robert.tycko@nih.gov

Research Topics

The purpose of our research is twofold: (1) to expand the capabilities of experimental techniques, especially solid state NMR techniques, for probing structural properties of molecules with central roles in biology and human disease; (2) to provide new structural and mechanistic information about specific biomolecular systems, including protein assemblies that are associated with Alzheimer’s disease, type 2 diabetes, and AIDS.

Current Research

My lab is currently pursuing several distinct but inter-related projects. We are using solid state NMR and electron microscopy to characterize molecular structures of amyloid-β fibrils, including fibrils that develop in brain tissue of Alzheimer’s disease patients. We are developing new experimental methods that allow detailed molecular structural studies of transient intermediates in processes such as protein folding, ligand binding, peptide aggregation, and protein self-assembly. We are investigating the structural and physical basis for fibril formation by low-complexity protein sequences.

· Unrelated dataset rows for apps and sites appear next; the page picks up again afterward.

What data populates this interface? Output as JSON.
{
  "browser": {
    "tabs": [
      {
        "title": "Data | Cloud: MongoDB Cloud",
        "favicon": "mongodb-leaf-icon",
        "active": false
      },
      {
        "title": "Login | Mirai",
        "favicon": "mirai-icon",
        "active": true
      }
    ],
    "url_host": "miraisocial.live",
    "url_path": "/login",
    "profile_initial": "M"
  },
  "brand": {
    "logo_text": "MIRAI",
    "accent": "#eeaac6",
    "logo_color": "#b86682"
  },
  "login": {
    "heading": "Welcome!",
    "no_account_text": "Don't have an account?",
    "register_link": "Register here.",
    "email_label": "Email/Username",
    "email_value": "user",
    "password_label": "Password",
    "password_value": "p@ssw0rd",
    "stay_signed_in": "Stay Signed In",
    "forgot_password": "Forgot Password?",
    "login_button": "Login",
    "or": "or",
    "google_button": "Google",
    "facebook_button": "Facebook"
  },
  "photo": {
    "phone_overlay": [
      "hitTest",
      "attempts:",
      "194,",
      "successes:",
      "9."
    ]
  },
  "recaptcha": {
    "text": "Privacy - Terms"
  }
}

We are using solid state NMR and electron microscopy to characterize protein assemblies that mimic assemblies within HIV-1 and SARS-CoV-2 virions.  And we are developing ultra-low-temperature methods for sensitivity enhancement in biomolecular solid state NMR and resolution enhancement in magnetic resonance imaging.

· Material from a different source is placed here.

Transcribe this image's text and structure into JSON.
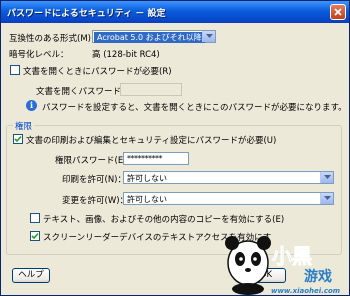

Biography

  • Senior Investigator, LCP, NIDDK, NIH, 1994-present
  • Member of Technical Staff (Principal Investigator), Physical Chemistry Research Department, AT&T Bell Laboratories, 1986-1994
  • Postdoctoral Researcher, University of Pennsylvania, 1984-1986
  • Ph.D., University of California at Berkeley, 1984
  • A.B., Princeton University, 1980
  • Fellow of the American Physical Society (1997), the American Association for the Advancement of Science (2005), the International Society of Magnetic Resonance (2008), and the American Academy of Arts and Sciences (2017). Member of the National Academy of Sciences (2020).

This page was last updated on June 3rd, 2021